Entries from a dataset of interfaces

:::

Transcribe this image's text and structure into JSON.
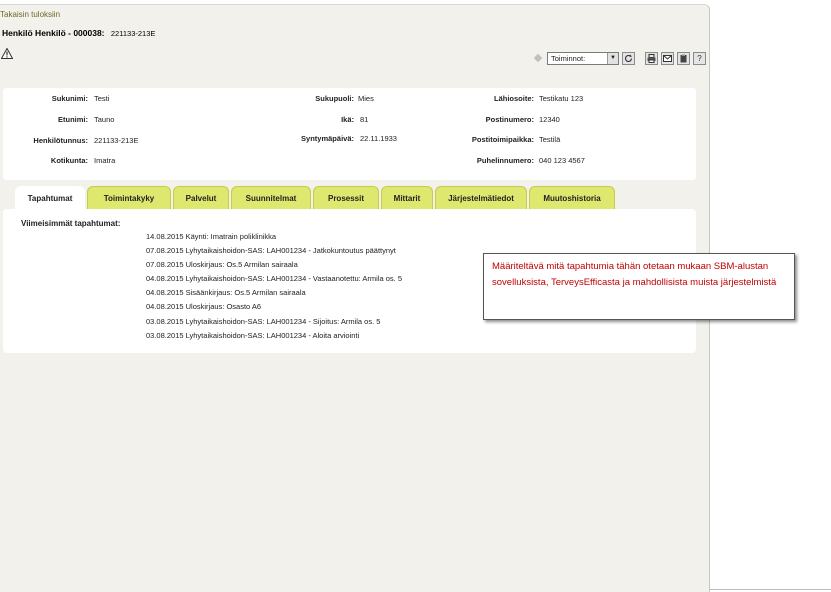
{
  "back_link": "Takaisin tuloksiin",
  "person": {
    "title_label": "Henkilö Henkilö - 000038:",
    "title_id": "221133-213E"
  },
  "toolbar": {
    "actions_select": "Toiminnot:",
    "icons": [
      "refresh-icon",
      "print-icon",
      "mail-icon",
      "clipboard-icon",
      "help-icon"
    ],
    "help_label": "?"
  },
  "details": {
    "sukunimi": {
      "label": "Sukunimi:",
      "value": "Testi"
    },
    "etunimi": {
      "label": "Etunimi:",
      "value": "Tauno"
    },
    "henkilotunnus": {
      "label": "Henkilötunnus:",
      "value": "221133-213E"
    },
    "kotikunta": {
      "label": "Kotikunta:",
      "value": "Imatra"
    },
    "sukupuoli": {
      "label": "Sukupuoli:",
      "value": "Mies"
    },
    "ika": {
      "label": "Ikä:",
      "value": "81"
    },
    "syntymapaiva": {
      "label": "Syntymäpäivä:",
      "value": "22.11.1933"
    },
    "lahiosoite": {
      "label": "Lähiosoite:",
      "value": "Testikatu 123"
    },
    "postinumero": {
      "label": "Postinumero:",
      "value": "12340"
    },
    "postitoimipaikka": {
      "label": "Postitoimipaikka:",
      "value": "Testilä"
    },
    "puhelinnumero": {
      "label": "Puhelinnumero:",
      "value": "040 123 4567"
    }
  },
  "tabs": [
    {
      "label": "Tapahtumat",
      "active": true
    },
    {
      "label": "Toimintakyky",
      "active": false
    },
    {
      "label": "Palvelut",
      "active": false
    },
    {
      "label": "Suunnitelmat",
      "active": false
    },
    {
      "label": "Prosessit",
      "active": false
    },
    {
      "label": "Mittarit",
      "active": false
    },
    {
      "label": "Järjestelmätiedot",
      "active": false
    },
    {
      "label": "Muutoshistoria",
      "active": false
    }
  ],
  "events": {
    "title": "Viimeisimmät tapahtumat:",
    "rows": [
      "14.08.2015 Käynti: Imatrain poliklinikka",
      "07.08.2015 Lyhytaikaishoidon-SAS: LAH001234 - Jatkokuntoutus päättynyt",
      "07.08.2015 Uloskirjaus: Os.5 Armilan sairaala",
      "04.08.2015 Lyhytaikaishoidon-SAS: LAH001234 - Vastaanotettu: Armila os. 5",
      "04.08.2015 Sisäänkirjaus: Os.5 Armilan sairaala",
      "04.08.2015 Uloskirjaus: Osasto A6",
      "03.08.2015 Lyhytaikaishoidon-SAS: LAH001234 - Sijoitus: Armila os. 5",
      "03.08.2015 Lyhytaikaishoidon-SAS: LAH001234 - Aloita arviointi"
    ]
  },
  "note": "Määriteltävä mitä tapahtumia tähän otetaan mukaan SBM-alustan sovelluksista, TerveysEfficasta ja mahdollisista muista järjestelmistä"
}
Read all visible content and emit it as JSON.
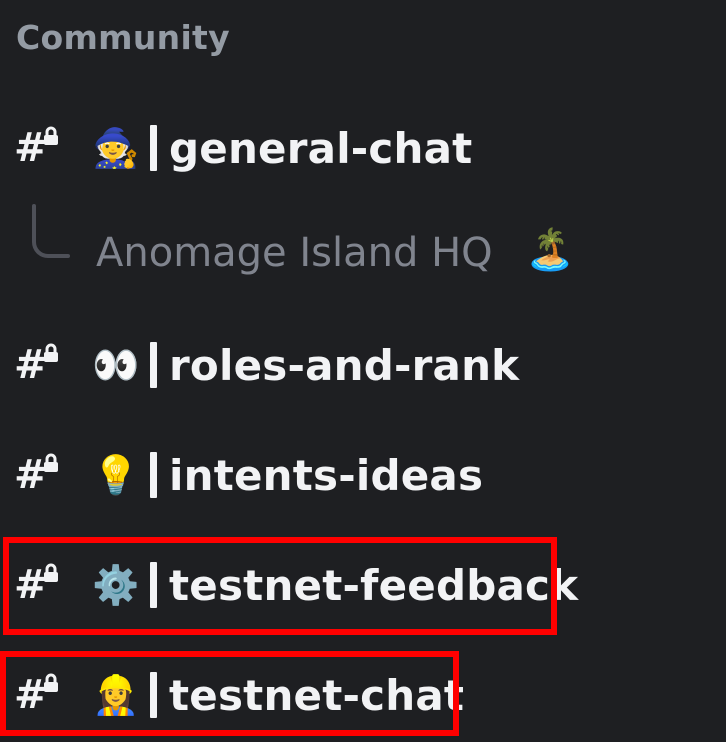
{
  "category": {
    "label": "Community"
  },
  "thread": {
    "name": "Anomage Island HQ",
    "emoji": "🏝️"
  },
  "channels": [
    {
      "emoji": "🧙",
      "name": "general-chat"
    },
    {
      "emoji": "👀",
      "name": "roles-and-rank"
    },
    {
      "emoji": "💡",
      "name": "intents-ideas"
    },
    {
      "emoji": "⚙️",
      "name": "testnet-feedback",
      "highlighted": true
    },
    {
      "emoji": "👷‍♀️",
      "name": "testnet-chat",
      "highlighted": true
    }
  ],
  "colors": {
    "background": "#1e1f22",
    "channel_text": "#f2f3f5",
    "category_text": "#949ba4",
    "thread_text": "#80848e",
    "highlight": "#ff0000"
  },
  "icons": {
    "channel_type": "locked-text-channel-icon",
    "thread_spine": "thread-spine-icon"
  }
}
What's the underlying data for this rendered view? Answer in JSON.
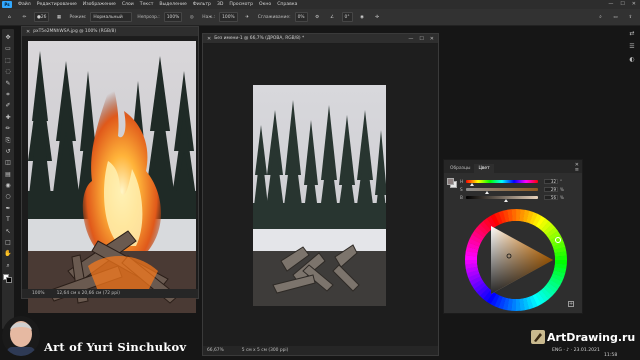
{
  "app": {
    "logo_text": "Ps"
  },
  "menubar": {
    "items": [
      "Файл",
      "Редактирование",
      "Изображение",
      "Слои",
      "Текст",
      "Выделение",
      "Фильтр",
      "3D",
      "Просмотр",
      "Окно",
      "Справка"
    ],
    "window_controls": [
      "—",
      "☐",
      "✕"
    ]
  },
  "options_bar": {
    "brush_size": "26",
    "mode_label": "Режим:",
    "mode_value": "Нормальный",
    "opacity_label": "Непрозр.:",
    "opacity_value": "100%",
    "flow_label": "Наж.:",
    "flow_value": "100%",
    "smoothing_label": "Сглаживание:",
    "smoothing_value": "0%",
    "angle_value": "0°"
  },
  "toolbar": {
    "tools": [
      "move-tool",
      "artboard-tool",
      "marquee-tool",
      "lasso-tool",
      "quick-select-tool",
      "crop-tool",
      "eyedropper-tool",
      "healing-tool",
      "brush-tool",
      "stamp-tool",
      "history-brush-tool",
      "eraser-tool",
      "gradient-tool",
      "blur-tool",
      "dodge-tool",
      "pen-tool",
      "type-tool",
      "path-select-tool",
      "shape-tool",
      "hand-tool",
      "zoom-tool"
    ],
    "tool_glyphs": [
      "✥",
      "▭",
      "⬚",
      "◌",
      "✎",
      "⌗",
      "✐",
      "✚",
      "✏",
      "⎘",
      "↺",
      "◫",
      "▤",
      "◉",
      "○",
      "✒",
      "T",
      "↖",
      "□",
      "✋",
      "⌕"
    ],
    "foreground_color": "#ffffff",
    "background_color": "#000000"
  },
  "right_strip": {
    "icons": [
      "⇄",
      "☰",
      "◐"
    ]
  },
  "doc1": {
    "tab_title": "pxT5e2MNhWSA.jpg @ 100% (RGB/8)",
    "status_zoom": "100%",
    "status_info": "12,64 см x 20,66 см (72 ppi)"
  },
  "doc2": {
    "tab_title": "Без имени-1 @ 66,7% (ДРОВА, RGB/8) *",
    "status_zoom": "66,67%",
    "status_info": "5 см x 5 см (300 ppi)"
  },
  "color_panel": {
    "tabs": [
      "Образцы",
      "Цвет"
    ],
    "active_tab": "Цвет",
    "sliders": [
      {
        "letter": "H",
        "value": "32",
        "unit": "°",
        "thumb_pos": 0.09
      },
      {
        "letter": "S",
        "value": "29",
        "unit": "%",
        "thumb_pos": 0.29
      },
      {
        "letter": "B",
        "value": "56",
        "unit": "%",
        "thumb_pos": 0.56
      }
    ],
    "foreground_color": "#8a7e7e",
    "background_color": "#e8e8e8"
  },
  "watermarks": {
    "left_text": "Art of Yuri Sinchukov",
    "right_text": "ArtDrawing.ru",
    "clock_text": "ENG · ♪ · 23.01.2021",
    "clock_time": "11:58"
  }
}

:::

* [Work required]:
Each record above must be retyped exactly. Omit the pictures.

* [Exercise solution]:
Transcribe this image's text and structure into JSON.
{
  "back_link": "Takaisin tuloksiin",
  "person": {
    "title_label": "Henkilö Henkilö - 000038:",
    "title_id": "221133-213E"
  },
  "toolbar": {
    "actions_select": "Toiminnot:",
    "icons": [
      "refresh-icon",
      "print-icon",
      "mail-icon",
      "clipboard-icon",
      "help-icon"
    ],
    "help_label": "?"
  },
  "details": {
    "sukunimi": {
      "label": "Sukunimi:",
      "value": "Testi"
    },
    "etunimi": {
      "label": "Etunimi:",
      "value": "Tauno"
    },
    "henkilotunnus": {
      "label": "Henkilötunnus:",
      "value": "221133-213E"
    },
    "kotikunta": {
      "label": "Kotikunta:",
      "value": "Imatra"
    },
    "sukupuoli": {
      "label": "Sukupuoli:",
      "value": "Mies"
    },
    "ika": {
      "label": "Ikä:",
      "value": "81"
    },
    "syntymapaiva": {
      "label": "Syntymäpäivä:",
      "value": "22.11.1933"
    },
    "lahiosoite": {
      "label": "Lähiosoite:",
      "value": "Testikatu 123"
    },
    "postinumero": {
      "label": "Postinumero:",
      "value": "12340"
    },
    "postitoimipaikka": {
      "label": "Postitoimipaikka:",
      "value": "Testilä"
    },
    "puhelinnumero": {
      "label": "Puhelinnumero:",
      "value": "040 123 4567"
    }
  },
  "tabs": [
    {
      "label": "Tapahtumat",
      "active": true
    },
    {
      "label": "Toimintakyky",
      "active": false
    },
    {
      "label": "Palvelut",
      "active": false
    },
    {
      "label": "Suunnitelmat",
      "active": false
    },
    {
      "label": "Prosessit",
      "active": false
    },
    {
      "label": "Mittarit",
      "active": false
    },
    {
      "label": "Järjestelmätiedot",
      "active": false
    },
    {
      "label": "Muutoshistoria",
      "active": false
    }
  ],
  "events": {
    "title": "Viimeisimmät tapahtumat:",
    "rows": [
      "14.08.2015 Käynti: Imatrain poliklinikka",
      "07.08.2015 Lyhytaikaishoidon-SAS: LAH001234 - Jatkokuntoutus päättynyt",
      "07.08.2015 Uloskirjaus: Os.5 Armilan sairaala",
      "04.08.2015 Lyhytaikaishoidon-SAS: LAH001234 - Vastaanotettu: Armila os. 5",
      "04.08.2015 Sisäänkirjaus: Os.5 Armilan sairaala",
      "04.08.2015 Uloskirjaus: Osasto A6",
      "03.08.2015 Lyhytaikaishoidon-SAS: LAH001234 - Sijoitus: Armila os. 5",
      "03.08.2015 Lyhytaikaishoidon-SAS: LAH001234 - Aloita arviointi"
    ]
  },
  "note": "Määriteltävä mitä tapahtumia tähän otetaan mukaan SBM-alustan sovelluksista, TerveysEfficasta ja mahdollisista muista järjestelmistä"
}
Read all visible content and emit it as JSON.
{
  "category": {
    "label": "Community"
  },
  "thread": {
    "name": "Anomage Island HQ",
    "emoji": "🏝️"
  },
  "channels": [
    {
      "emoji": "🧙",
      "name": "general-chat"
    },
    {
      "emoji": "👀",
      "name": "roles-and-rank"
    },
    {
      "emoji": "💡",
      "name": "intents-ideas"
    },
    {
      "emoji": "⚙️",
      "name": "testnet-feedback",
      "highlighted": true
    },
    {
      "emoji": "👷‍♀️",
      "name": "testnet-chat",
      "highlighted": true
    }
  ],
  "colors": {
    "background": "#1e1f22",
    "channel_text": "#f2f3f5",
    "category_text": "#949ba4",
    "thread_text": "#80848e",
    "highlight": "#ff0000"
  },
  "icons": {
    "channel_type": "locked-text-channel-icon",
    "thread_spine": "thread-spine-icon"
  }
}
What's the underlying data for this rendered view? Answer in JSON.
{
  "app": {
    "logo_text": "Ps"
  },
  "menubar": {
    "items": [
      "Файл",
      "Редактирование",
      "Изображение",
      "Слои",
      "Текст",
      "Выделение",
      "Фильтр",
      "3D",
      "Просмотр",
      "Окно",
      "Справка"
    ],
    "window_controls": [
      "—",
      "☐",
      "✕"
    ]
  },
  "options_bar": {
    "brush_size": "26",
    "mode_label": "Режим:",
    "mode_value": "Нормальный",
    "opacity_label": "Непрозр.:",
    "opacity_value": "100%",
    "flow_label": "Наж.:",
    "flow_value": "100%",
    "smoothing_label": "Сглаживание:",
    "smoothing_value": "0%",
    "angle_value": "0°"
  },
  "toolbar": {
    "tools": [
      "move-tool",
      "artboard-tool",
      "marquee-tool",
      "lasso-tool",
      "quick-select-tool",
      "crop-tool",
      "eyedropper-tool",
      "healing-tool",
      "brush-tool",
      "stamp-tool",
      "history-brush-tool",
      "eraser-tool",
      "gradient-tool",
      "blur-tool",
      "dodge-tool",
      "pen-tool",
      "type-tool",
      "path-select-tool",
      "shape-tool",
      "hand-tool",
      "zoom-tool"
    ],
    "tool_glyphs": [
      "✥",
      "▭",
      "⬚",
      "◌",
      "✎",
      "⌗",
      "✐",
      "✚",
      "✏",
      "⎘",
      "↺",
      "◫",
      "▤",
      "◉",
      "○",
      "✒",
      "T",
      "↖",
      "□",
      "✋",
      "⌕"
    ],
    "foreground_color": "#ffffff",
    "background_color": "#000000"
  },
  "right_strip": {
    "icons": [
      "⇄",
      "☰",
      "◐"
    ]
  },
  "doc1": {
    "tab_title": "pxT5e2MNhWSA.jpg @ 100% (RGB/8)",
    "status_zoom": "100%",
    "status_info": "12,64 см x 20,66 см (72 ppi)"
  },
  "doc2": {
    "tab_title": "Без имени-1 @ 66,7% (ДРОВА, RGB/8) *",
    "status_zoom": "66,67%",
    "status_info": "5 см x 5 см (300 ppi)"
  },
  "color_panel": {
    "tabs": [
      "Образцы",
      "Цвет"
    ],
    "active_tab": "Цвет",
    "sliders": [
      {
        "letter": "H",
        "value": "32",
        "unit": "°",
        "thumb_pos": 0.09
      },
      {
        "letter": "S",
        "value": "29",
        "unit": "%",
        "thumb_pos": 0.29
      },
      {
        "letter": "B",
        "value": "56",
        "unit": "%",
        "thumb_pos": 0.56
      }
    ],
    "foreground_color": "#8a7e7e",
    "background_color": "#e8e8e8"
  },
  "watermarks": {
    "left_text": "Art of Yuri Sinchukov",
    "right_text": "ArtDrawing.ru",
    "clock_text": "ENG · ♪ · 23.01.2021",
    "clock_time": "11:58"
  }
}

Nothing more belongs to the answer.